Type Design Guidelines
From the CLR perspective, there are only two categories of types—reference types and value types—but for the purpose of a discussion about framework design, we divide types into more logical groups, each with its own specific design rules.
Classes are the general case of reference types. They make up the bulk of types in the majority of frameworks. Classes owe their popularity to the rich set of object-oriented features they support and to their general applicability. Base classes and abstract classes are special logical groups related to extensibility.
Interfaces are types that can be implemented by both reference types and value types. They can thus serve as roots of polymorphic hierarchies of reference types and value types. In addition, interfaces can be used to simulate multiple inheritance, which is not natively supported by the CLR.
Structs are the general case of value types and should be reserved for small, simple types, similar to language primitives.
Enums are a special case of value types used to define short sets of values, such as days of the week, console colors, and so on.
Static classes are types intended to be containers for static members. They are commonly used to provide shortcuts to other operations.
Delegates, exceptions, attributes, arrays, and collections are all special cases of reference types intended for specific uses, and guidelines for their design and usage are discussed elsewhere in this book.
✓ DO ensure that each type is a well-defined set of related members, not just a random collection of unrelated functionality.
In This Section
- Choosing Between Class and Struct
- Abstract Class Design
- Static Class Design
- Interface Design
- Struct Design
- Enum Design
- Nested Types
Portions © 2005, 2009 Microsoft Corporation. All rights reserved.
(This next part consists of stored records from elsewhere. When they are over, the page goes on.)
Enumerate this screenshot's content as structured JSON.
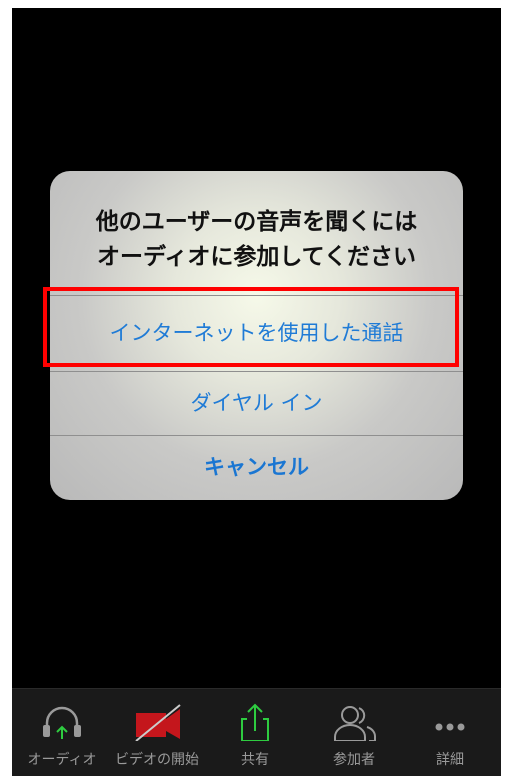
{
  "dialog": {
    "title_line1": "他のユーザーの音声を聞くには",
    "title_line2": "オーディオに参加してください",
    "options": [
      {
        "label": "インターネットを使用した通話"
      },
      {
        "label": "ダイヤル イン"
      },
      {
        "label": "キャンセル"
      }
    ]
  },
  "toolbar": {
    "items": [
      {
        "label": "オーディオ",
        "icon": "headphones-icon"
      },
      {
        "label": "ビデオの開始",
        "icon": "video-off-icon"
      },
      {
        "label": "共有",
        "icon": "share-icon"
      },
      {
        "label": "参加者",
        "icon": "participants-icon"
      },
      {
        "label": "詳細",
        "icon": "more-icon"
      }
    ]
  },
  "colors": {
    "accent": "#1f7bd6",
    "highlight": "#ff0000",
    "video_off": "#c4161c",
    "share": "#2ecc40",
    "audio_arrow": "#2ecc40"
  }
}
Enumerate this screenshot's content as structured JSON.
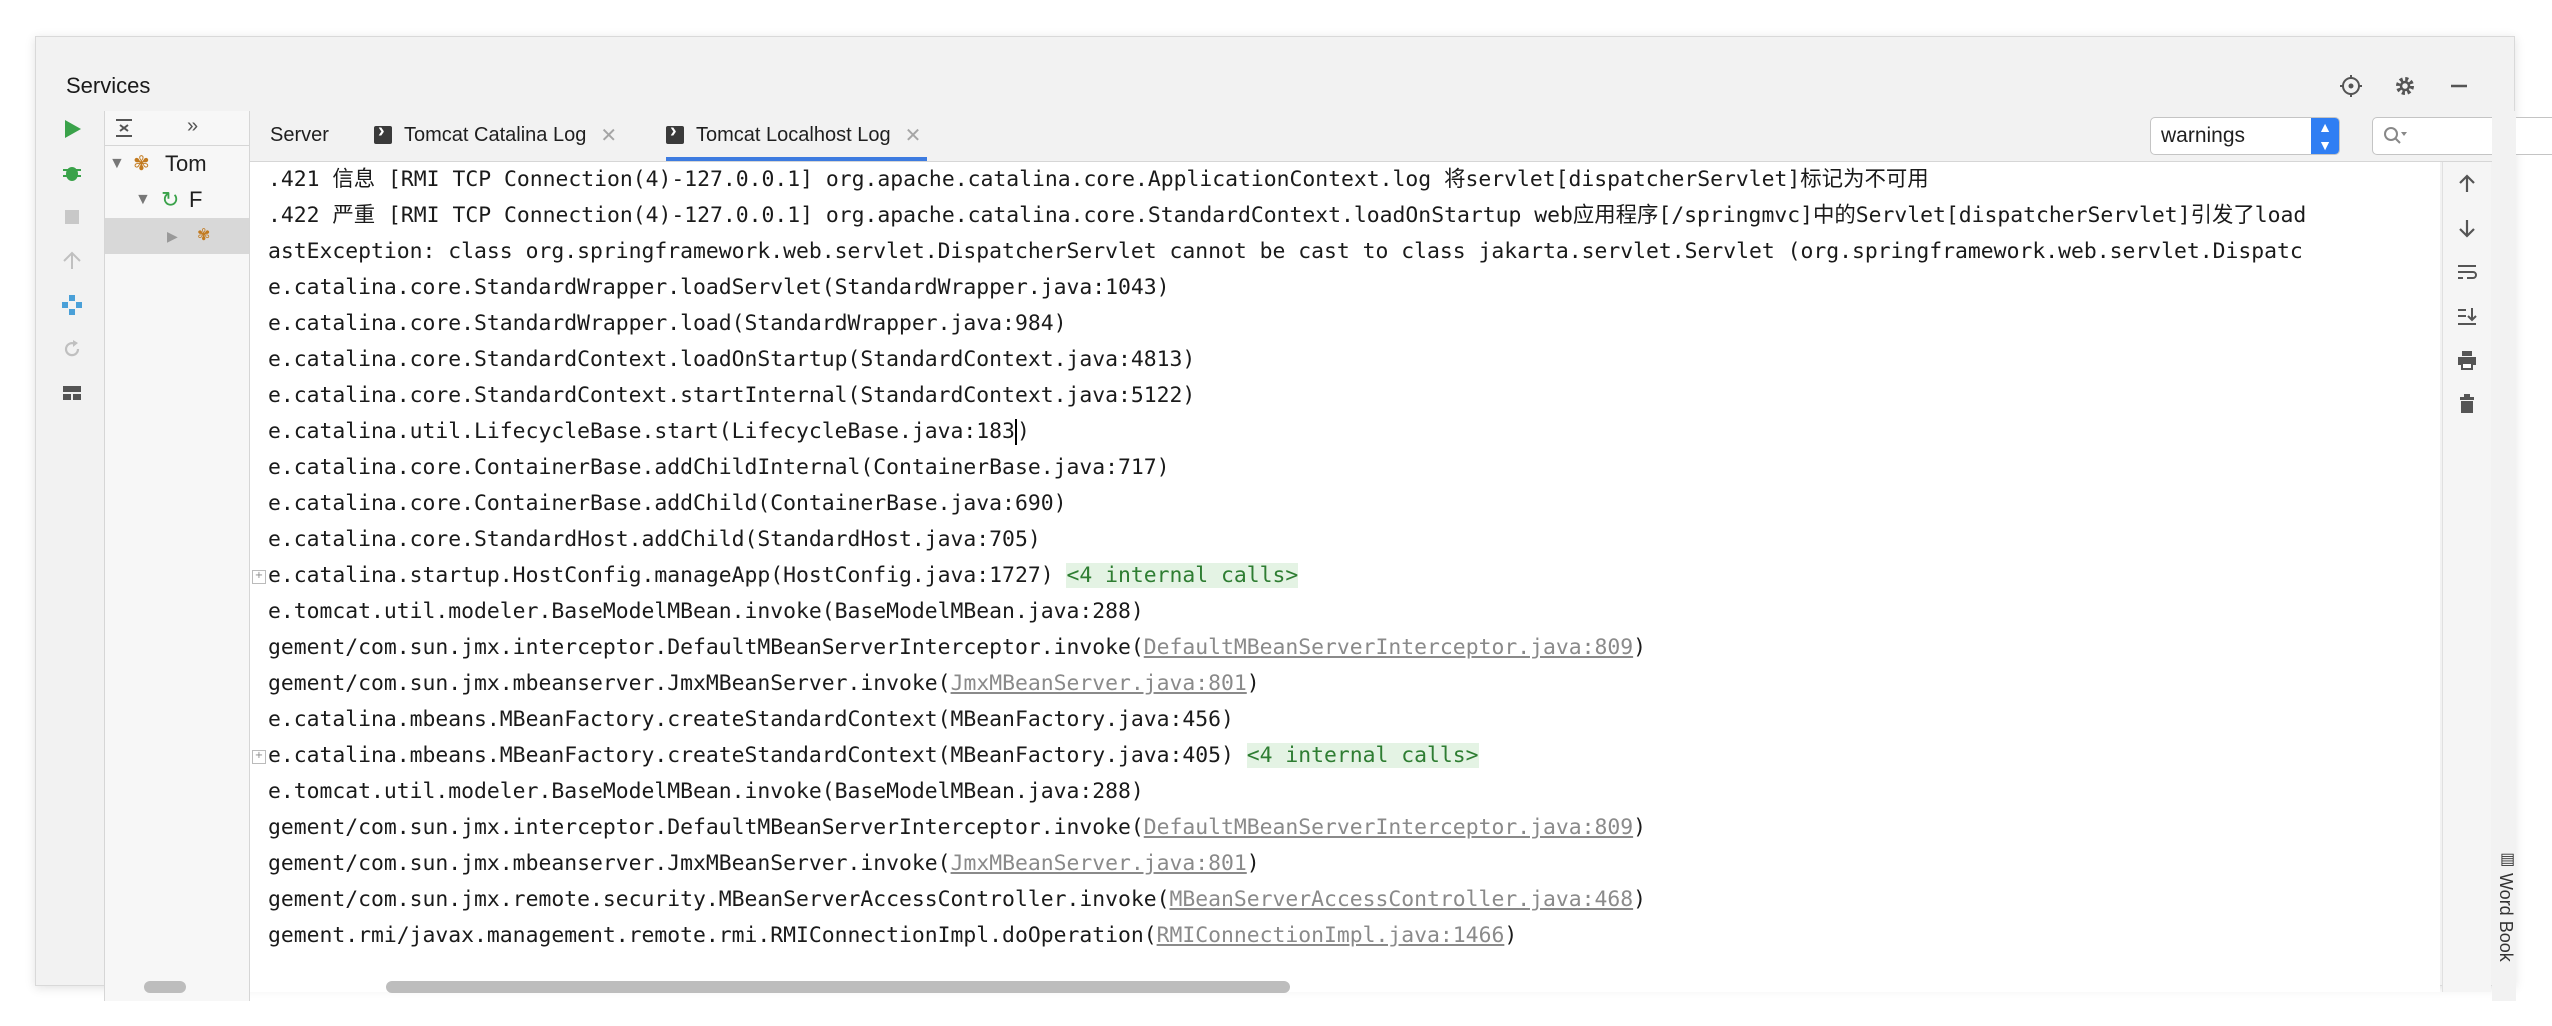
{
  "window": {
    "title": "Services"
  },
  "tree": {
    "items": [
      {
        "label": "Tom"
      },
      {
        "label": "F"
      },
      {
        "label": ""
      }
    ]
  },
  "tabs": [
    {
      "label": "Server"
    },
    {
      "label": "Tomcat Catalina Log"
    },
    {
      "label": "Tomcat Localhost Log"
    }
  ],
  "filter": {
    "selected": "warnings"
  },
  "search": {
    "placeholder": ""
  },
  "log_lines": [
    {
      "text": ".421 信息 [RMI TCP Connection(4)-127.0.0.1] org.apache.catalina.core.ApplicationContext.log 将servlet[dispatcherServlet]标记为不可用"
    },
    {
      "text": ".422 严重 [RMI TCP Connection(4)-127.0.0.1] org.apache.catalina.core.StandardContext.loadOnStartup web应用程序[/springmvc]中的Servlet[dispatcherServlet]引发了load"
    },
    {
      "text": "astException: class org.springframework.web.servlet.DispatcherServlet cannot be cast to class jakarta.servlet.Servlet (org.springframework.web.servlet.Dispatc"
    },
    {
      "text": "e.catalina.core.StandardWrapper.loadServlet(StandardWrapper.java:1043)"
    },
    {
      "text": "e.catalina.core.StandardWrapper.load(StandardWrapper.java:984)"
    },
    {
      "text": "e.catalina.core.StandardContext.loadOnStartup(StandardContext.java:4813)"
    },
    {
      "text": "e.catalina.core.StandardContext.startInternal(StandardContext.java:5122)"
    },
    {
      "text": "e.catalina.util.LifecycleBase.start(LifecycleBase.java:183",
      "after": ")"
    },
    {
      "text": "e.catalina.core.ContainerBase.addChildInternal(ContainerBase.java:717)"
    },
    {
      "text": "e.catalina.core.ContainerBase.addChild(ContainerBase.java:690)"
    },
    {
      "text": "e.catalina.core.StandardHost.addChild(StandardHost.java:705)"
    },
    {
      "text": "e.catalina.startup.HostConfig.manageApp(HostConfig.java:1727) ",
      "internal": "<4 internal calls>"
    },
    {
      "text": "e.tomcat.util.modeler.BaseModelMBean.invoke(BaseModelMBean.java:288)"
    },
    {
      "text": "gement/com.sun.jmx.interceptor.DefaultMBeanServerInterceptor.invoke(",
      "link": "DefaultMBeanServerInterceptor.java:809",
      "after": ")"
    },
    {
      "text": "gement/com.sun.jmx.mbeanserver.JmxMBeanServer.invoke(",
      "link": "JmxMBeanServer.java:801",
      "after": ")"
    },
    {
      "text": "e.catalina.mbeans.MBeanFactory.createStandardContext(MBeanFactory.java:456)"
    },
    {
      "text": "e.catalina.mbeans.MBeanFactory.createStandardContext(MBeanFactory.java:405) ",
      "internal": "<4 internal calls>"
    },
    {
      "text": "e.tomcat.util.modeler.BaseModelMBean.invoke(BaseModelMBean.java:288)"
    },
    {
      "text": "gement/com.sun.jmx.interceptor.DefaultMBeanServerInterceptor.invoke(",
      "link": "DefaultMBeanServerInterceptor.java:809",
      "after": ")"
    },
    {
      "text": "gement/com.sun.jmx.mbeanserver.JmxMBeanServer.invoke(",
      "link": "JmxMBeanServer.java:801",
      "after": ")"
    },
    {
      "text": "gement/com.sun.jmx.remote.security.MBeanServerAccessController.invoke(",
      "link": "MBeanServerAccessController.java:468",
      "after": ")"
    },
    {
      "text": "gement.rmi/javax.management.remote.rmi.RMIConnectionImpl.doOperation(",
      "link": "RMIConnectionImpl.java:1466",
      "after": ")"
    }
  ],
  "side_label": "Word Book",
  "colors": {
    "accent": "#3d7be0",
    "link": "#8a8a8a",
    "internal_bg": "#e4f3e4",
    "internal_fg": "#2e7d32"
  },
  "icons": {
    "window": [
      "crosshair-icon",
      "gear-icon",
      "minimize-icon"
    ],
    "left_toolbar": [
      "run-icon",
      "debug-icon",
      "stop-icon",
      "deploy-icon",
      "services-icon",
      "refresh-icon",
      "layout-icon"
    ],
    "right_toolbar": [
      "arrow-up-icon",
      "arrow-down-icon",
      "soft-wrap-icon",
      "scroll-to-end-icon",
      "print-icon",
      "trash-icon"
    ]
  }
}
Reprinted by permission of Pearson Education, Inc. from Framework Design Guidelines: Conventions, Idioms, and Patterns for Reusable .NET Libraries, 2nd Edition by Krzysztof Cwalina and Brad Abrams, published Oct 22, 2008 by Addison-Wesley Professional as part of the Microsoft Windows Development Series.